* **What to do**: Count up the lines below containing the word "Investment", and give the result with no other words.

[Saved data entries]
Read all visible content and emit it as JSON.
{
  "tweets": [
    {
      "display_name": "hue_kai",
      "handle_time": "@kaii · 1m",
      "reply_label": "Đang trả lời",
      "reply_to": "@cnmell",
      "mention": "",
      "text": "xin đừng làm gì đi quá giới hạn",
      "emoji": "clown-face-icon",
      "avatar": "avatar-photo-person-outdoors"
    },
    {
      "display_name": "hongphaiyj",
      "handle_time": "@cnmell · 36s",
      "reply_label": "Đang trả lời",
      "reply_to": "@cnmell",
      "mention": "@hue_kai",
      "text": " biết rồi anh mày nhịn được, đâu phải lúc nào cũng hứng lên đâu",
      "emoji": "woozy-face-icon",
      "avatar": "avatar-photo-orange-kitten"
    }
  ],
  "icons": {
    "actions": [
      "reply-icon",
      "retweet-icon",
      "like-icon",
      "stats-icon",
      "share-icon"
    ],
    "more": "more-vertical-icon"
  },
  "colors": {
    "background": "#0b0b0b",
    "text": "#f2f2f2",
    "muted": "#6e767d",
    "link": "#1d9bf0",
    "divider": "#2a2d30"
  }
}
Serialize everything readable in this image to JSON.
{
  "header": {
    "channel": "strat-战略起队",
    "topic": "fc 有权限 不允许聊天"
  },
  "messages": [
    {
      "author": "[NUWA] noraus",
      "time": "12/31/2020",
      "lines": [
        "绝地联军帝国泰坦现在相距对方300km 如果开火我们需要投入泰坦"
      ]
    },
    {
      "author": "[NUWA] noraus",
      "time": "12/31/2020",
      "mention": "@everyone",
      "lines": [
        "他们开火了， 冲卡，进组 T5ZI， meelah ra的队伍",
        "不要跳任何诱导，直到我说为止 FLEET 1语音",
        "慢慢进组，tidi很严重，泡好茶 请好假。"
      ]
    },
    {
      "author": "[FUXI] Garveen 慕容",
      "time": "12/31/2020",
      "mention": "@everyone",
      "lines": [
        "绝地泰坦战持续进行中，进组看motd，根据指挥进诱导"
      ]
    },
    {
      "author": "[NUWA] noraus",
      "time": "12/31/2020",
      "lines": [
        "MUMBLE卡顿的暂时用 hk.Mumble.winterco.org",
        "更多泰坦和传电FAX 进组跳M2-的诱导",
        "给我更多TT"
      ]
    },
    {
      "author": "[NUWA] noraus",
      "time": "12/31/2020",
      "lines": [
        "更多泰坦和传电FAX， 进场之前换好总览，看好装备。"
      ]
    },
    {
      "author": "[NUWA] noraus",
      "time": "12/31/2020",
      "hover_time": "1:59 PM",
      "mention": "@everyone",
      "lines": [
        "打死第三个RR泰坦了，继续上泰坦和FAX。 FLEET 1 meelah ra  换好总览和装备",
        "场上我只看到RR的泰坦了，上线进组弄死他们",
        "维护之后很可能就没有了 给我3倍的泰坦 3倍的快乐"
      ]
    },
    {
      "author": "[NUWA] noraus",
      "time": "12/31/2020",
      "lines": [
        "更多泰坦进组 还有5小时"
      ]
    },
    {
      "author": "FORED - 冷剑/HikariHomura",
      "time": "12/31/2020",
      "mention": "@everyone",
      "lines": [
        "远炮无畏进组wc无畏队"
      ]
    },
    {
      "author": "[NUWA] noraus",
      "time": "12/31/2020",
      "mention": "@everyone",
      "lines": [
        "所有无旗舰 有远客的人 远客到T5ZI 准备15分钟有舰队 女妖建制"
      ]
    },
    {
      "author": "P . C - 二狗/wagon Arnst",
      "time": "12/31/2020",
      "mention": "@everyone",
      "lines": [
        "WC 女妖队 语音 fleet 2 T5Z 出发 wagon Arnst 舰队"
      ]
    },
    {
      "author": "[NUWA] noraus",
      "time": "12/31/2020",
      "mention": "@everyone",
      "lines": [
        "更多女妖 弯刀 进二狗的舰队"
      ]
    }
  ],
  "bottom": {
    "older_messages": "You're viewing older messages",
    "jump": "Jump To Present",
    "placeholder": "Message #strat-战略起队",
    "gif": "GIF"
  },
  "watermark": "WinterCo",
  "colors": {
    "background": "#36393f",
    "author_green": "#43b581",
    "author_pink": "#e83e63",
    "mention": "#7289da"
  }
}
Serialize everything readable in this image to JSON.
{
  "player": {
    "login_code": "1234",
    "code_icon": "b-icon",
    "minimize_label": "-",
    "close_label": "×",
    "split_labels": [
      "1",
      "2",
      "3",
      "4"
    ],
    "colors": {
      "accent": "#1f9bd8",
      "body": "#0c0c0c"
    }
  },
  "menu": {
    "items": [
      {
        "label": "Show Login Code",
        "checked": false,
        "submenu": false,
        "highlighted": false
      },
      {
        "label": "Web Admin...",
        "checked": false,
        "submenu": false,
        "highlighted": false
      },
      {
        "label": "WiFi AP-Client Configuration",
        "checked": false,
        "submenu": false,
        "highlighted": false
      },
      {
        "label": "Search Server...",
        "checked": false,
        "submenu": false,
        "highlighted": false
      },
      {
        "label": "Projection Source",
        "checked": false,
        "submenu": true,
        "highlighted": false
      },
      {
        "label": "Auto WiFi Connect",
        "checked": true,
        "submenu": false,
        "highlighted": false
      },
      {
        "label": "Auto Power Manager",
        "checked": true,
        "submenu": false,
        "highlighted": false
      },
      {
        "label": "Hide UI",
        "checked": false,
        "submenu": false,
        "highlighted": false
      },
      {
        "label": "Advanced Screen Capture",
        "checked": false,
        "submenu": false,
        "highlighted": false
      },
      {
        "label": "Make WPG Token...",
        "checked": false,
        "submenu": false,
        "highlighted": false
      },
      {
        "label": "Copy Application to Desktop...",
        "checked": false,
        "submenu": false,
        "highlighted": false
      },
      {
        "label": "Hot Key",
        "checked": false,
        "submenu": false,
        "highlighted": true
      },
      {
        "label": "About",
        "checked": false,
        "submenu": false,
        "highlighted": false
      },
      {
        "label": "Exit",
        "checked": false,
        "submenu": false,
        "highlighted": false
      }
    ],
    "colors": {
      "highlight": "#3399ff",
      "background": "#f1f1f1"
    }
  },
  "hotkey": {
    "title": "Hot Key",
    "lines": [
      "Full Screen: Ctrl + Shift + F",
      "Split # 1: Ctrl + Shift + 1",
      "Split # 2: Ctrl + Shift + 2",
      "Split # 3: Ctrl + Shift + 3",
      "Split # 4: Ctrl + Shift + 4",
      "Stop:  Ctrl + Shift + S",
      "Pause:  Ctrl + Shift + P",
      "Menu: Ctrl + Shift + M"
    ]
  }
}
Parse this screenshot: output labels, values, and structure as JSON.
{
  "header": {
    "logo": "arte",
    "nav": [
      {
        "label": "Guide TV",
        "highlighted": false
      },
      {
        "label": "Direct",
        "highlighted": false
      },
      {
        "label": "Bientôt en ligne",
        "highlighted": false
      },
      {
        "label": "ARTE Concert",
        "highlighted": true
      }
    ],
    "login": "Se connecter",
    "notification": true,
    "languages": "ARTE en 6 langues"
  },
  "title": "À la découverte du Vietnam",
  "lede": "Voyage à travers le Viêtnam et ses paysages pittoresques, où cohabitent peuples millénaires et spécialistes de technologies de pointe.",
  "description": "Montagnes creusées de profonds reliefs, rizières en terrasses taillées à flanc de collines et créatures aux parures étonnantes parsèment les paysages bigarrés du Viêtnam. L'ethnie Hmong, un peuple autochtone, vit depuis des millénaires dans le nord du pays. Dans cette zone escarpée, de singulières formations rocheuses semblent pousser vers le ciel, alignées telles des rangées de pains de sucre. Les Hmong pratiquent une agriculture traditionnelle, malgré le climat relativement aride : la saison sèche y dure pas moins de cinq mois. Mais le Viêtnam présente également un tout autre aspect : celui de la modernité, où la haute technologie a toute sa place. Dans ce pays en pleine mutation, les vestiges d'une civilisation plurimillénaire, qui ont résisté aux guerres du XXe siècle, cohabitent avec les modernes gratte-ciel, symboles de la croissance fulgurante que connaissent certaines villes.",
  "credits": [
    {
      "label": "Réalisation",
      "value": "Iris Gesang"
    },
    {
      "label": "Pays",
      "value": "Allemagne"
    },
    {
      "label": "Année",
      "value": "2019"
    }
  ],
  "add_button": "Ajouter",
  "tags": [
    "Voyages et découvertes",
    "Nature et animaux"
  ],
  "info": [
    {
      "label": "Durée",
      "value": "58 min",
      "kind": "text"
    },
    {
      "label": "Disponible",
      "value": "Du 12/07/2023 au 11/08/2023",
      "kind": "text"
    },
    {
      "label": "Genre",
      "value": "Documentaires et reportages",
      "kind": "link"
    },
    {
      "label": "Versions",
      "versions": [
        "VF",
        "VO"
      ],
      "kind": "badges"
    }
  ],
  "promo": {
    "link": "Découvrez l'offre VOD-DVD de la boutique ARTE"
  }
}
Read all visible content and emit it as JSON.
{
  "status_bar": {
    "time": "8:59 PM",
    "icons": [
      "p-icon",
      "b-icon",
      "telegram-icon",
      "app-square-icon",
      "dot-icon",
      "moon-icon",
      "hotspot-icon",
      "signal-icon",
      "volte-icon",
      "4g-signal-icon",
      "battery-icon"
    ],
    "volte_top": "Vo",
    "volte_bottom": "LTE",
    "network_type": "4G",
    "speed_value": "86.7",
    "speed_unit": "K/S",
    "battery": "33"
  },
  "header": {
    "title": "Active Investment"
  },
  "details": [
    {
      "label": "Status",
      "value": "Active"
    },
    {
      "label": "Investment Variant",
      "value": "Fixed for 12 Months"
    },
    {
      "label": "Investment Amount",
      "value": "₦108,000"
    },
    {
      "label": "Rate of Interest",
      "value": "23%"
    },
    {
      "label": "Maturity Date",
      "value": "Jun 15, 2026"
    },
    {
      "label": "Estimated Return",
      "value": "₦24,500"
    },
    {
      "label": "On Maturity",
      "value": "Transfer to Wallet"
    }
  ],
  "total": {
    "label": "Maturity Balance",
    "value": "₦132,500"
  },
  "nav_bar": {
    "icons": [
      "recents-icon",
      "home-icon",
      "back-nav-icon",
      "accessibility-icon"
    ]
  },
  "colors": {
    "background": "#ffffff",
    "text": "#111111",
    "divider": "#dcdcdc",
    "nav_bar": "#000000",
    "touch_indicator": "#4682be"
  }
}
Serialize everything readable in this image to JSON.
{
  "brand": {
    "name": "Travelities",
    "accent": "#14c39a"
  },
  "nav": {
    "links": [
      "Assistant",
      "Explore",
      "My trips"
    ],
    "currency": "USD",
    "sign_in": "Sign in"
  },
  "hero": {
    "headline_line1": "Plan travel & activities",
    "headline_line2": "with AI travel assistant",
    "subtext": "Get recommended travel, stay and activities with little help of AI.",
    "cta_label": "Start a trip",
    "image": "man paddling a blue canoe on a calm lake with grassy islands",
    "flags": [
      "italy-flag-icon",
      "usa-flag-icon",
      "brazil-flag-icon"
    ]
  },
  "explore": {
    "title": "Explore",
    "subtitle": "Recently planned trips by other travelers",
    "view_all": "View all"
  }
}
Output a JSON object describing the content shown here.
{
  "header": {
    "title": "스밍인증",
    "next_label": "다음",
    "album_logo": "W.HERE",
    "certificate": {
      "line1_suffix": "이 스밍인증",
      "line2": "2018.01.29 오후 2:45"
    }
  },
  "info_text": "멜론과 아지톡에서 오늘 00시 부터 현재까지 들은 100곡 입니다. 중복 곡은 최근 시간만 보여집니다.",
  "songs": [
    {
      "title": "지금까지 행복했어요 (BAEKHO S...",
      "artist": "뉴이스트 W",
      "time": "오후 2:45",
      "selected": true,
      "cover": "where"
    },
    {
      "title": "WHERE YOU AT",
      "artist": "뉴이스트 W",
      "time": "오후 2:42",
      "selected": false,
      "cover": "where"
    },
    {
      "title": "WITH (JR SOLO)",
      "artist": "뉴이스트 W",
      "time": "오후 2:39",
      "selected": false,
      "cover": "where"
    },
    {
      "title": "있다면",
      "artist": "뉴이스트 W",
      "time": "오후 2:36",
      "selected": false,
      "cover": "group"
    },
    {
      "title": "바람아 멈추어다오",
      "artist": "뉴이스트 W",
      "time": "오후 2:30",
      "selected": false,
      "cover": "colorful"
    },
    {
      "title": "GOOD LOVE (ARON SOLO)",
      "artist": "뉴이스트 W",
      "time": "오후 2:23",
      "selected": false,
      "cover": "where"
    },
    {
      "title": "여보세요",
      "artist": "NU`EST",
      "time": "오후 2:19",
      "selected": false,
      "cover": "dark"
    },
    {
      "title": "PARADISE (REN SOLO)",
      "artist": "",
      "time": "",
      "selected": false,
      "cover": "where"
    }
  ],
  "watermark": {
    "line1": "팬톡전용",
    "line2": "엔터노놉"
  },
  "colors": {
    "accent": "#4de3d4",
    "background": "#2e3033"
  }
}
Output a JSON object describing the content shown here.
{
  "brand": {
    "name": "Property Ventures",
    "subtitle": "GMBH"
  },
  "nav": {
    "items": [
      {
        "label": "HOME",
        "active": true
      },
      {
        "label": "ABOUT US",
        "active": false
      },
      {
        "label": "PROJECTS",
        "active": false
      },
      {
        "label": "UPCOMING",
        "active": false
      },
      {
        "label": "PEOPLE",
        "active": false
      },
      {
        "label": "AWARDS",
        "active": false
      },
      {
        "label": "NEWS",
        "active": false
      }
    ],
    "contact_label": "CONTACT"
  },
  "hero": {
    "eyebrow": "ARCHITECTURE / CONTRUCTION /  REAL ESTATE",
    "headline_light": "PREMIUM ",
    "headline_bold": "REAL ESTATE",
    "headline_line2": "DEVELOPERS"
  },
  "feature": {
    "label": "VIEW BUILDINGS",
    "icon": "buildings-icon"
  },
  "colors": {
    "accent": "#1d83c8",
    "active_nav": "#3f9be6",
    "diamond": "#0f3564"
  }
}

* **Reply**: 3